So, in the Midwest, in the context of schooling, commands are formed as suggestions. And, as I was told by one teacher educator who got her teaching degree in the US, that you were taught how to make requests to improve student behavior not as commands but as positive reinforcements. See Table below. According to that theory, behavior cannot be corrected with negative language, instead, teachers were taught to reframe everything into positive comments to draw attention to the positive and diffuse the negative. My Soviet schooling in the 90’s did not whatsoever pay attention to such nonsence, and when Ukraine became independent in my sophomore year, our pedagogues didn’t switch that fast to reflect some other philosophy of addressing negative behavior. So, my first experience in an American school in Minnesota involved me speaking English like a foreigner: perfect grammar, high “bookish” educated vocabulary but very inappropriate for the context. My first year was a year for building experience, getting to know the culture of school and thank goodness, I was not assigned my own classroom (I was working on translating my Ukrainian teaching degree to a Minnesota Teaching License).

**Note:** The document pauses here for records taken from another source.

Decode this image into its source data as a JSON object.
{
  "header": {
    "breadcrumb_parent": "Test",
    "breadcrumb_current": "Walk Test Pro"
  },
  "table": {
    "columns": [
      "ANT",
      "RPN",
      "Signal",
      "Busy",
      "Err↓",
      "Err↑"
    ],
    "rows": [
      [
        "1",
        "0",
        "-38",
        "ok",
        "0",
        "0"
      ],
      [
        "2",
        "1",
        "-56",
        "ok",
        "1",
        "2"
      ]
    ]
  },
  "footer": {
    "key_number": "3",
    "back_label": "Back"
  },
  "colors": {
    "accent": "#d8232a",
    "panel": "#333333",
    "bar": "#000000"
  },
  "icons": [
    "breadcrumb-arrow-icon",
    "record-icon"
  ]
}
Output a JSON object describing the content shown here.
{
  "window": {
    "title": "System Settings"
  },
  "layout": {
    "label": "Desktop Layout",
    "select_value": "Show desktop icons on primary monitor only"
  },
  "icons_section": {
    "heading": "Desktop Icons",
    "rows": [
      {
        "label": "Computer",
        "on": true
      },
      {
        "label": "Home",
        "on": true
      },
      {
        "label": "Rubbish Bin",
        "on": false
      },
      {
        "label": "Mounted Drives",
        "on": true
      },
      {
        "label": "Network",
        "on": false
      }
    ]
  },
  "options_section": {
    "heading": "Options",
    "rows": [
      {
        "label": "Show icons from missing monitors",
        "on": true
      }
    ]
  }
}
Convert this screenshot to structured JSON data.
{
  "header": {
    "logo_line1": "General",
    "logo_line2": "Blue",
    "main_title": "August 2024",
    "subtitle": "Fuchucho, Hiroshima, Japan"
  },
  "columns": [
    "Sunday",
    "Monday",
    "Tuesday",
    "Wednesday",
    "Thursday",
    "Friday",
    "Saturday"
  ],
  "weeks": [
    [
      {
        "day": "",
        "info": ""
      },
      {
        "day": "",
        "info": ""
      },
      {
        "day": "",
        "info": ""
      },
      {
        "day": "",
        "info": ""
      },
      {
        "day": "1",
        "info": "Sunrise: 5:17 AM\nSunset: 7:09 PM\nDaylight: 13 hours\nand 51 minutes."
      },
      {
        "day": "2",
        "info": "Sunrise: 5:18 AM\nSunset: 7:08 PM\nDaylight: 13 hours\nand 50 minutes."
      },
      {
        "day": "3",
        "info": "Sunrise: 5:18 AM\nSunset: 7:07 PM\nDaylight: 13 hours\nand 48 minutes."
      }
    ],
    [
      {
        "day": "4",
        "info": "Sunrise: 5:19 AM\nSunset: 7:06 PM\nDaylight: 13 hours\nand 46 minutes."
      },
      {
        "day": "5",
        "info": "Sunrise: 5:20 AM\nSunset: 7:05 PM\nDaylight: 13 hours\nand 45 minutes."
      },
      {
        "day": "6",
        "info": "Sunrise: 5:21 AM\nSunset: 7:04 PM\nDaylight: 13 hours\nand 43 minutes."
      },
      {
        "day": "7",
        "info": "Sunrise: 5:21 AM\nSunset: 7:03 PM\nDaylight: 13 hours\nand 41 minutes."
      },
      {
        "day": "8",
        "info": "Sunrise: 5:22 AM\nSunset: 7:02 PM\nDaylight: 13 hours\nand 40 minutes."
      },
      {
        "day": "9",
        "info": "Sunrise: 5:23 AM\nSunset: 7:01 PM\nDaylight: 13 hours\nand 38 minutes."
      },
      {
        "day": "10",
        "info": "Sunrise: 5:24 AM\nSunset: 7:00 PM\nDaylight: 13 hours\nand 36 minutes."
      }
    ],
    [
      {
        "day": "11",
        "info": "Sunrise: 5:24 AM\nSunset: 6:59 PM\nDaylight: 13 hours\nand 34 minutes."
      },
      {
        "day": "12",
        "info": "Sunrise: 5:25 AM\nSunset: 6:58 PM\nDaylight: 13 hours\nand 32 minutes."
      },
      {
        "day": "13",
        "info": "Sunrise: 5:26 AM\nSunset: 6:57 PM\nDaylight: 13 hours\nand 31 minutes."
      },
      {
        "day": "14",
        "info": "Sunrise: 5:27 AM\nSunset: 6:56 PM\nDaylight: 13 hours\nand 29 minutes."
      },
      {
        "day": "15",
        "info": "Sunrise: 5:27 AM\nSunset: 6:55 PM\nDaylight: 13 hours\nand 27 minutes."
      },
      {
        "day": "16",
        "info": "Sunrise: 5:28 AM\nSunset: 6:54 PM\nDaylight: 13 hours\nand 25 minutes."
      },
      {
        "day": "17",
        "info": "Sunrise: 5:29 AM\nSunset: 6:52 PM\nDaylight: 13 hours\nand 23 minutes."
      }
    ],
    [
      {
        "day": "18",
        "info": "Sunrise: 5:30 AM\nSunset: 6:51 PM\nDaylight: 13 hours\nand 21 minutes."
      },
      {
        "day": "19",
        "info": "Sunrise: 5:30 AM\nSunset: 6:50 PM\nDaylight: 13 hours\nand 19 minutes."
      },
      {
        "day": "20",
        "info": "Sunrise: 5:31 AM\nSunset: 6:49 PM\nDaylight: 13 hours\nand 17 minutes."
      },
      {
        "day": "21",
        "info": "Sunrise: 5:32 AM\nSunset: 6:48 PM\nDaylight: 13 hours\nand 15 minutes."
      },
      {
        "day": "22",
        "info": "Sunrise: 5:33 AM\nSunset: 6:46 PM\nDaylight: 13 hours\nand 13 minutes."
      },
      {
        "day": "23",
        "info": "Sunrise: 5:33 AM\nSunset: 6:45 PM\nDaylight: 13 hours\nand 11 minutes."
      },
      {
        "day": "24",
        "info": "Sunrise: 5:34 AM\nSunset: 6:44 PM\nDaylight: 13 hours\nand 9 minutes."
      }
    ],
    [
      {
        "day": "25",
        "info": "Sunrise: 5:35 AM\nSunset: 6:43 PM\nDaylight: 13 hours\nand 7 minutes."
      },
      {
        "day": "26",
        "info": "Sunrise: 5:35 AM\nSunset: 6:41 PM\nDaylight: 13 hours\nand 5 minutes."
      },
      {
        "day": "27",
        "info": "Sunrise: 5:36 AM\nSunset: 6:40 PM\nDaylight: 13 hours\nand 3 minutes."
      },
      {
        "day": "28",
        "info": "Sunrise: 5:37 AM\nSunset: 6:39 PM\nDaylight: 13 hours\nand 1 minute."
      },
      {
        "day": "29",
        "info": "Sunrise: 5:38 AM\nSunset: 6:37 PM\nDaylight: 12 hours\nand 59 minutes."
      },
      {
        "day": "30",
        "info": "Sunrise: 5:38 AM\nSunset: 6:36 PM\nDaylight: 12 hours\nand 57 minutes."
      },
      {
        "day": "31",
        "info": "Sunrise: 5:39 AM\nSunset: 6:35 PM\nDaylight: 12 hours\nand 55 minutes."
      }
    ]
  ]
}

One time I said, “Children, look at me. Stop talking. Pay attention”. I learned that “Pay attention” phrase does not have an equivalent in the U.S. schools or I have never heard it. Instead, it was something like “It’s story time, children”. Whenever I would make those behavior corrections of children using verbs in the command form, the teacher corrected me by modeling sentences like “I like how Johnny is sitting patiently and waiting for his turn.”, “Amanda is ready for story time. She is sitting crisscross applesauce.” What? Crisscross applesauce? First, we were taught not to sit on the floor like that but to keep your legs together, plus Soviet children never sat on the floor because they would catch either a cold or a draft or pneumonia. We only sat at desks, no slouching, no crisscrossing of legs and no applesauce. Wait, why are we talking about applesauce anyway? So, with those experiences, I was very confused my first year but I enjoyed the experiences.
The children knew me as a fun teacher who spoke like a foreigner but with perfect grammar! They had this interesting look on their faces when I would talk to them. Like, “we understand what you are saying, but it sounds “interesting”. I remember some students repeated my way of talking. I thought it was charming. I didn’t take offense because I thought that the funny part was their way of sitting when they had to turn and talk. I also couldn’t understand how they would stretch out their arms all the way to the sky for the teacher to call on them. They didn’t know the proper way of behaving by sitting on your desk with your hands folded and your right hand had to be raised perpendicular to your right at 90 degrees. That’s when we learned geometry: in first grade when the teacher would correct us and say, “Raise your hand at the right angle”, and not “I see Ruslana sitting there politely with her hand at the right angle, and not stretching it into the sky like some desperate student.” We understood direct commands and obeyed them. We were good obedient young October revolution children.